Listing under the Endangered Species Act will provide broad protection to the Pacific walrus, including a requirement that U.S. federal agencies ensure that any action they carry out, authorize, or fund will not “jeopardize the continued existence” of Pacific walruses or adversely modify important “critical” habitat. The statute also requires the interior secretary to prepare and implement recovery plans for listed species. Listing of the walrus would not affect subsistence harvest of the species by Alaska natives, which is exempted from the law’s prohibitions.

The Pacific walrus is a well-known resident of the Arctic seas between Alaska and Siberia whose existence is intimately linked to that of the sea ice. The walrus, whose scientific name means “tooth-walking sea horse,” uses the ice as a platform from which to forage for clams and mussels in the relatively shallow waters over the continental shelf. Female walruses and their calves follow the sea ice year-round and rely on the safety of ice floes for nursing their calves and as essential resting platforms between foraging bouts, since they cannot continually swim. All Pacific walrus are dependent on sea ice for breeding activities in winter.

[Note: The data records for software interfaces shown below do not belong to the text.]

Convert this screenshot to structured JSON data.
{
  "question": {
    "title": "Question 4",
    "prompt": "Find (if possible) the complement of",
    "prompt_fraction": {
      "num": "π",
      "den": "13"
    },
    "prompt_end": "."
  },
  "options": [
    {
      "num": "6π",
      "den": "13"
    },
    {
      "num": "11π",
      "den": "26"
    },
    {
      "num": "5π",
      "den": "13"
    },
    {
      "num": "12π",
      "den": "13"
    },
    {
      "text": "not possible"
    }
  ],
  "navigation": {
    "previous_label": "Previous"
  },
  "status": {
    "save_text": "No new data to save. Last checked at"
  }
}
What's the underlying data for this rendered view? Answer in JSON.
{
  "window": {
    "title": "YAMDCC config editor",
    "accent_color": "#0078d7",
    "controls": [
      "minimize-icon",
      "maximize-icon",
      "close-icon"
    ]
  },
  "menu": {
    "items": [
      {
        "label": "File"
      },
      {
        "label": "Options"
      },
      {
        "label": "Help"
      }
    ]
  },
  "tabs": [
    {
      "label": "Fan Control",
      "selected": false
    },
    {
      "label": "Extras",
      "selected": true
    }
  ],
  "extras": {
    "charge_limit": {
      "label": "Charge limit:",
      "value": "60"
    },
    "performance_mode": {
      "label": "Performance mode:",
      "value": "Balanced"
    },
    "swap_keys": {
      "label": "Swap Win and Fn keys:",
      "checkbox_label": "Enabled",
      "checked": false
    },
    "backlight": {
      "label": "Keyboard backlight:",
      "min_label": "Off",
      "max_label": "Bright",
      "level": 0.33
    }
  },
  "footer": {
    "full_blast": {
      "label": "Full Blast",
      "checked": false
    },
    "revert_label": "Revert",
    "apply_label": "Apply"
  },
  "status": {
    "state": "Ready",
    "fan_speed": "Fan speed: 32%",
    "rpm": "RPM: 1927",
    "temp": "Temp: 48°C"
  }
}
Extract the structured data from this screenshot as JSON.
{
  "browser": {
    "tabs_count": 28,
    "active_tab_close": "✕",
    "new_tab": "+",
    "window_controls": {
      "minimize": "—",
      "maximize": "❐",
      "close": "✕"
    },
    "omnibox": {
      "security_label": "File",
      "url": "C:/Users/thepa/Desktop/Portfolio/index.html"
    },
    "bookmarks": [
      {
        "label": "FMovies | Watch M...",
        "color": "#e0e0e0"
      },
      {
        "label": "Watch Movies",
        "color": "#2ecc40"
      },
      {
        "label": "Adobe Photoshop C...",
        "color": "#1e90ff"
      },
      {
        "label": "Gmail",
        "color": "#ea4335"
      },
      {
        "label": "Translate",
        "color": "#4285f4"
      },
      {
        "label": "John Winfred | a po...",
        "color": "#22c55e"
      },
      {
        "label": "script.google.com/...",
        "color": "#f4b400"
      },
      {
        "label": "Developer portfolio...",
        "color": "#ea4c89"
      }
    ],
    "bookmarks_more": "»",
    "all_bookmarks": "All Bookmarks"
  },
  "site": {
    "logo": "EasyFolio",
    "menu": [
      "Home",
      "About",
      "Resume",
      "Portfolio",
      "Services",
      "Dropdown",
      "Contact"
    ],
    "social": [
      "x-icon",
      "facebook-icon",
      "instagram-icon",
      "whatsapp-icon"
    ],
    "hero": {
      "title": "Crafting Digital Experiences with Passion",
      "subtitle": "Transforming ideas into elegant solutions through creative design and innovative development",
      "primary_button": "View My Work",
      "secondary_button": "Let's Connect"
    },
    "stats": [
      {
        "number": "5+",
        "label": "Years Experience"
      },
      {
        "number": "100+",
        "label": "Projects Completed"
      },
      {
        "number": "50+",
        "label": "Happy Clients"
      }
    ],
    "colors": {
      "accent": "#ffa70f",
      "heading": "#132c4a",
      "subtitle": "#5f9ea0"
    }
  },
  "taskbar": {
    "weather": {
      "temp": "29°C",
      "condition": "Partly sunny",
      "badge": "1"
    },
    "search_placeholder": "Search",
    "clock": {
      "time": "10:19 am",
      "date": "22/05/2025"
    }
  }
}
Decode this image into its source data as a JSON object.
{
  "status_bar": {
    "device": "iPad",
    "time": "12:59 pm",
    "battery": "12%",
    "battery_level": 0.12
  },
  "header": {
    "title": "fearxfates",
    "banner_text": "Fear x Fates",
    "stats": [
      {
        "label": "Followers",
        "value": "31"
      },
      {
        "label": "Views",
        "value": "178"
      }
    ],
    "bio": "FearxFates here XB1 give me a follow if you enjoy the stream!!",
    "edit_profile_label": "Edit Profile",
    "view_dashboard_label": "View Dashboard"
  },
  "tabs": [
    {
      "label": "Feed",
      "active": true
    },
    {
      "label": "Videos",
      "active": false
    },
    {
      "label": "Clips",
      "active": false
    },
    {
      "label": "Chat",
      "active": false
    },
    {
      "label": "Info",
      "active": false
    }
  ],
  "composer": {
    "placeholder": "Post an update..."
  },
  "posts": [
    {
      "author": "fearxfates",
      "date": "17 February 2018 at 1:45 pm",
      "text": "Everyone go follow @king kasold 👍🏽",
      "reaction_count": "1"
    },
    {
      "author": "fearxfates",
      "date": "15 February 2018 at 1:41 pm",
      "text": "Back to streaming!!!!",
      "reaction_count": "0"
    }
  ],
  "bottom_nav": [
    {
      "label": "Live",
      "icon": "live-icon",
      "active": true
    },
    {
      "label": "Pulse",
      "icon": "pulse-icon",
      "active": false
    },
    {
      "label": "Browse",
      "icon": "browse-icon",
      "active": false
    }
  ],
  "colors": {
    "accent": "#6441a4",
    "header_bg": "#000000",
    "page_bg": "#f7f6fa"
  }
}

The rapid melting of sea ice is forcing the Pacific walrus into a land-based existence for which it is not adapted. In 2007, the early and extensive disappearance of summer sea ice pushed females and calves onto land on the Russian and Alaskan coasts in abnormally dense herds. As a result, calves suffered high mortality on land due to trampling by those herds. Walrus calves, unable to swim for as long as adults, have also been observed abandoned by their mothers at sea, which has been attributed to the disappearance of the sea ice on which they would normally rest.

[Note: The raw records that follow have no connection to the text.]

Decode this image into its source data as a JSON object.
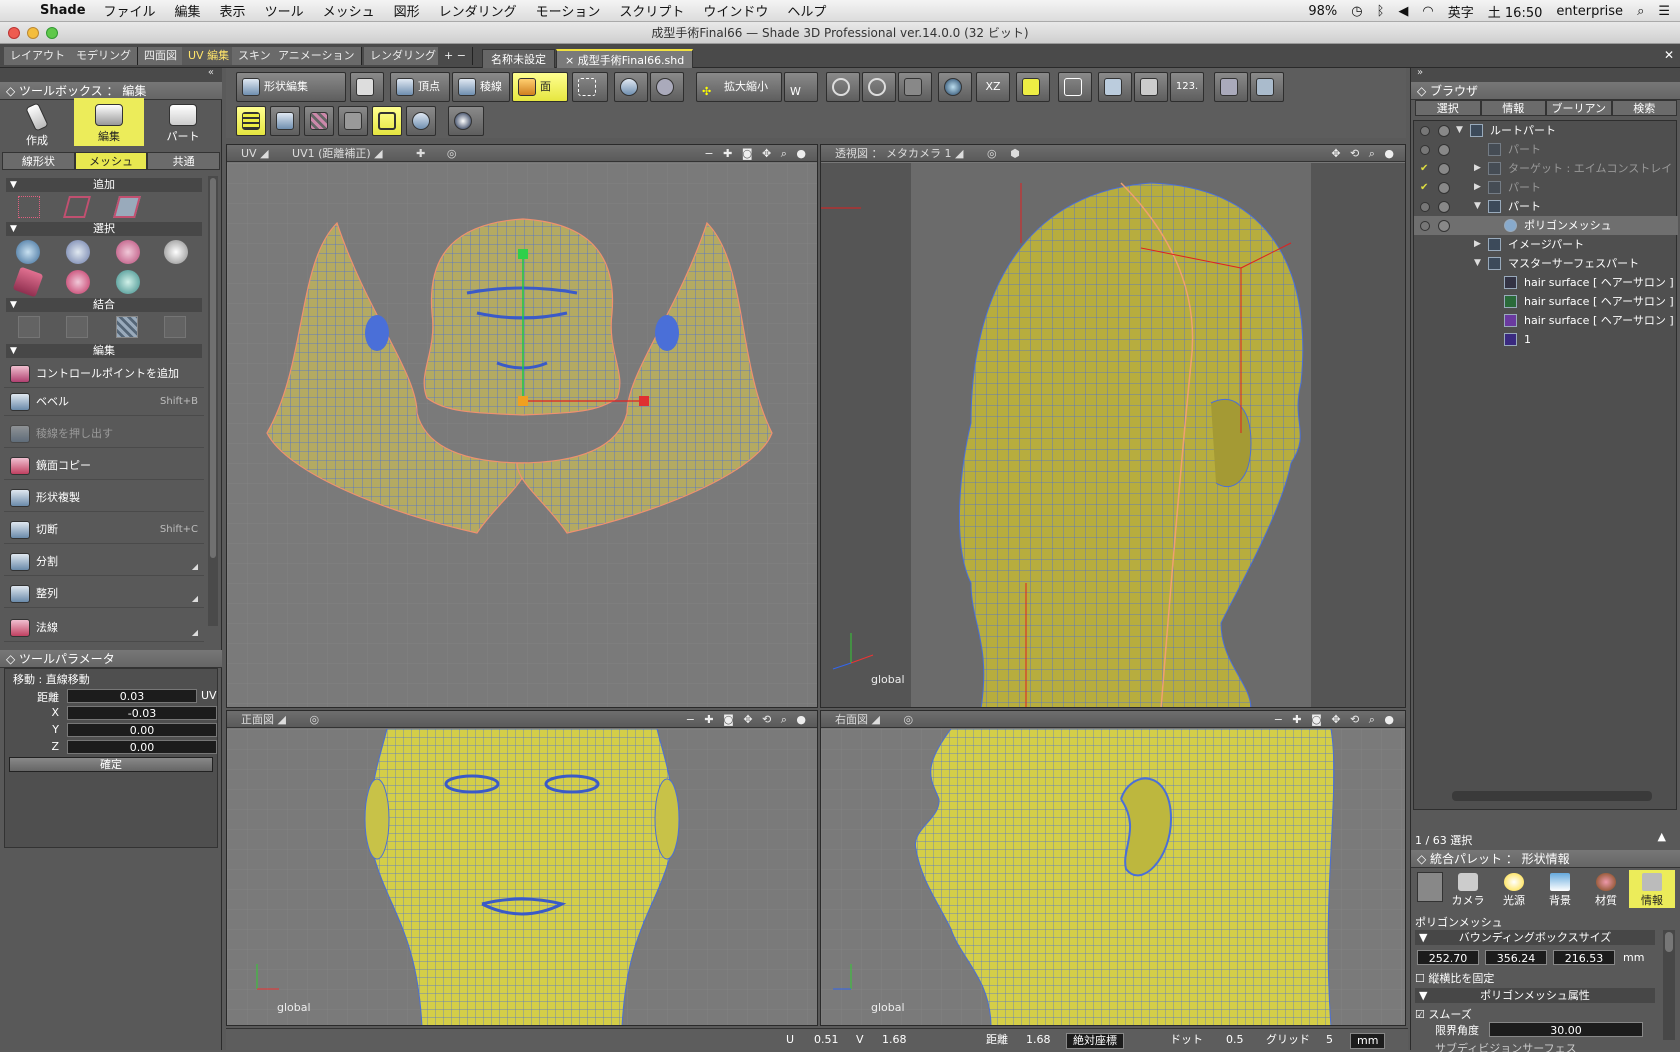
{
  "menubar": {
    "app": "Shade",
    "items": [
      "ファイル",
      "編集",
      "表示",
      "ツール",
      "メッシュ",
      "図形",
      "レンダリング",
      "モーション",
      "スクリプト",
      "ウインドウ",
      "ヘルプ"
    ],
    "battery": "98%",
    "input_mode": "英字",
    "clock": "土 16:50",
    "user": "enterprise"
  },
  "window": {
    "title": "成型手術Final66 — Shade 3D Professional ver.14.0.0 (32 ビット)"
  },
  "workspace_tabs": [
    "レイアウト",
    "モデリング",
    "四面図",
    "UV 編集",
    "スキン",
    "アニメーション",
    "レンダリング",
    "+ −"
  ],
  "workspace_selected": "UV 編集",
  "doc_tabs": {
    "untitled": "名称未設定",
    "active": "× 成型手術Final66.shd"
  },
  "toolbox": {
    "title": "ツールボックス ： 編集",
    "modes": [
      "作成",
      "編集",
      "パート"
    ],
    "subtabs": [
      "線形状",
      "メッシュ",
      "共通"
    ],
    "sections": {
      "add": "追加",
      "select": "選択",
      "combine": "結合",
      "edit": "編集"
    },
    "items": [
      {
        "label": "コントロールポイントを追加",
        "shortcut": ""
      },
      {
        "label": "ベベル",
        "shortcut": "Shift+B"
      },
      {
        "label": "稜線を押し出す",
        "shortcut": ""
      },
      {
        "label": "鏡面コピー",
        "shortcut": ""
      },
      {
        "label": "形状複製",
        "shortcut": ""
      },
      {
        "label": "切断",
        "shortcut": "Shift+C"
      },
      {
        "label": "分割",
        "shortcut": ""
      },
      {
        "label": "整列",
        "shortcut": ""
      },
      {
        "label": "法線",
        "shortcut": ""
      }
    ]
  },
  "toolparams": {
    "title": "ツールパラメータ",
    "mode": "移動 : 直線移動",
    "distance_label": "距離",
    "distance": "0.03",
    "distance_unit": "UV",
    "x_label": "X",
    "x": "-0.03",
    "y_label": "Y",
    "y": "0.00",
    "z_label": "Z",
    "z": "0.00",
    "confirm": "確定"
  },
  "toolbar": {
    "shape_edit": "形状編集",
    "vertex": "頂点",
    "edge": "稜線",
    "face": "面",
    "scale": "拡大縮小",
    "xz": "XZ",
    "num": "123."
  },
  "viewports": {
    "uv": {
      "title": "UV",
      "mode": "UV1 (距離補正)"
    },
    "persp": {
      "title": "透視図 ： メタカメラ 1",
      "coord": "global"
    },
    "front": {
      "title": "正面図",
      "coord": "global"
    },
    "right": {
      "title": "右面図",
      "coord": "global"
    }
  },
  "browser": {
    "title": "ブラウザ",
    "tabs": [
      "選択",
      "情報",
      "ブーリアン",
      "検索"
    ],
    "tree": [
      {
        "label": "ルートパート",
        "indent": 0
      },
      {
        "label": "パート",
        "indent": 1,
        "disabled": true
      },
      {
        "label": "ターゲット : エイムコンストレイ",
        "indent": 1,
        "disabled": true
      },
      {
        "label": "パート",
        "indent": 1,
        "disabled": true
      },
      {
        "label": "パート",
        "indent": 1
      },
      {
        "label": "ポリゴンメッシュ",
        "indent": 2,
        "selected": true
      },
      {
        "label": "イメージパート",
        "indent": 1
      },
      {
        "label": "マスターサーフェスパート",
        "indent": 1
      },
      {
        "label": "hair surface [ ヘアーサロン ]",
        "indent": 2
      },
      {
        "label": "hair surface [ ヘアーサロン ]",
        "indent": 2
      },
      {
        "label": "hair surface [ ヘアーサロン ]",
        "indent": 2
      },
      {
        "label": "1",
        "indent": 2
      }
    ],
    "selection_count": "1 / 63 選択"
  },
  "palette": {
    "title": "統合パレット ： 形状情報",
    "tabs": [
      "カメラ",
      "光源",
      "背景",
      "材質",
      "情報"
    ],
    "shape_type": "ポリゴンメッシュ",
    "bbox_title": "バウンディングボックスサイズ",
    "bbox": [
      "252.70",
      "356.24",
      "216.53"
    ],
    "bbox_unit": "mm",
    "keep_ratio": "縦横比を固定",
    "attr_title": "ポリゴンメッシュ属性",
    "smooth": "スムーズ",
    "limit_angle_label": "限界角度",
    "limit_angle": "30.00",
    "subdiv": "サブディビジョンサーフェス"
  },
  "statusbar": {
    "u_label": "U",
    "u": "0.51",
    "v_label": "V",
    "v": "1.68",
    "dist_label": "距離",
    "dist": "1.68",
    "coord_mode": "絶対座標",
    "dot_label": "ドット",
    "dot": "0.5",
    "grid_label": "グリッド",
    "grid": "5",
    "unit": "mm"
  },
  "colors": {
    "highlight": "#ecec5a",
    "mesh_fill": "#c8c24a",
    "wire": "#4a6fd8",
    "seam": "#e89060"
  }
}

At the same time that the walrus’s sea-ice habitat is melting away, the species’ habitat is being auctioned off to oil companies to extract more fossil fuels, which will further accelerate global warming and the melting of the Arctic. In 2008 the Bush administration leased 2.7 million acres of the Chukchi Sea off Alaska to oil companies. The Chukchi Sea is the most important foraging area for Pacific walrus and is also home to one of only two polar bear populations in the United States.

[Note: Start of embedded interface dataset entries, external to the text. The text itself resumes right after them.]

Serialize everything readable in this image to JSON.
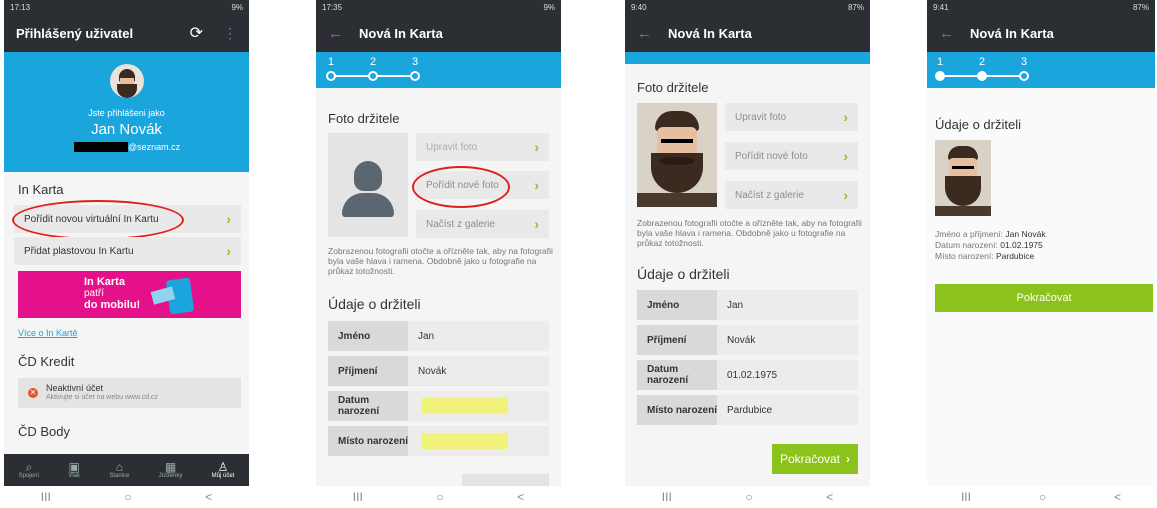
{
  "colors": {
    "accent": "#1ba5dd",
    "brand_pink": "#e5118a",
    "green": "#8bc21c",
    "dark": "#2b2f33",
    "annotation_red": "#e0201c",
    "highlight_yellow": "#f1f27a"
  },
  "nav_bar": {
    "recents": "III",
    "home": "○",
    "back": "<"
  },
  "s1": {
    "status_time": "17:13",
    "status_right": "9%",
    "title": "Přihlášený uživatel",
    "logged_as": "Jste přihlášeni jako",
    "user_name": "Jan Novák",
    "email_suffix": "@seznam.cz",
    "sec_inkarta": "In Karta",
    "btn_virtual": "Pořídit novou virtuální In Kartu",
    "btn_plastic": "Přidat plastovou In Kartu",
    "banner_l1": "In Karta",
    "banner_l2": "patří",
    "banner_l3": "do mobilu!",
    "more_link": "Více o In Kartě",
    "sec_kredit": "ČD Kredit",
    "inactive_title": "Neaktivní účet",
    "inactive_sub": "Aktivujte si účet na webu www.cd.cz",
    "sec_body": "ČD Body",
    "tabs": [
      "Spojení",
      "Vlak",
      "Stanice",
      "Jízdenky",
      "Můj účet"
    ]
  },
  "s2": {
    "status_time": "17:35",
    "status_right": "9%",
    "title": "Nová In Karta",
    "steps": [
      "1",
      "2",
      "3"
    ],
    "sec_photo": "Foto držitele",
    "btn_edit": "Upravit foto",
    "btn_new": "Pořídit nové foto",
    "btn_gallery": "Načíst z galerie",
    "note": "Zobrazenou fotografii otočte a ořízněte tak, aby na fotografii byla vaše hlava i ramena. Obdobně jako u fotografie na průkaz totožnosti.",
    "sec_data": "Údaje o držiteli",
    "f_name": "Jméno",
    "v_name": "Jan",
    "f_surname": "Příjmení",
    "v_surname": "Novák",
    "f_birth": "Datum narození",
    "f_place": "Místo narození"
  },
  "s3": {
    "status_time": "9:40",
    "status_right": "87%",
    "title": "Nová In Karta",
    "sec_photo": "Foto držitele",
    "btn_edit": "Upravit foto",
    "btn_new": "Pořídit nové foto",
    "btn_gallery": "Načíst z galerie",
    "note": "Zobrazenou fotografii otočte a ořízněte tak, aby na fotografii byla vaše hlava i ramena. Obdobně jako u fotografie na průkaz totožnosti.",
    "sec_data": "Údaje o držiteli",
    "f_name": "Jméno",
    "v_name": "Jan",
    "f_surname": "Příjmení",
    "v_surname": "Novák",
    "f_birth": "Datum narození",
    "v_birth": "01.02.1975",
    "f_place": "Místo narození",
    "v_place": "Pardubice",
    "btn_continue": "Pokračovat"
  },
  "s4": {
    "status_time": "9:41",
    "status_right": "87%",
    "title": "Nová In Karta",
    "steps": [
      "1",
      "2",
      "3"
    ],
    "sec_data": "Údaje o držiteli",
    "l_name": "Jméno a příjmení:",
    "v_name": "Jan Novák",
    "l_birth": "Datum narození:",
    "v_birth": "01.02.1975",
    "l_place": "Místo narození:",
    "v_place": "Pardubice",
    "btn_continue": "Pokračovat"
  }
}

Interior Secretary Ken Salazar has defended in court the validity of the Chukchi leases, as well as of permits issued to oil companies allowing harassment of walruses during oil exploration in the Chukchi Sea, even though the underlying leasing plan was thrown out by the court.

“The walrus, the polar bear, and the entire Arctic ecosystem need protections from the threats of climate change and oil and gas development today,” said Noblin. “While this decision is a step in the right direction, unless Secretary Salazar spares the Pacific walrus’s habitat from oil development, in the coming years we will be writing the species’ obituary rather than its recovery plan.”

Under settlement, the Fish and Wildlife Service must make a decision as to whether the species should be protected on September 10, 2010.

The Center for Biological Diversity is a national nonprofit conservation organization with more than 225,000 members and online activists dedicated to the protection of endangered species and wild places.


Go back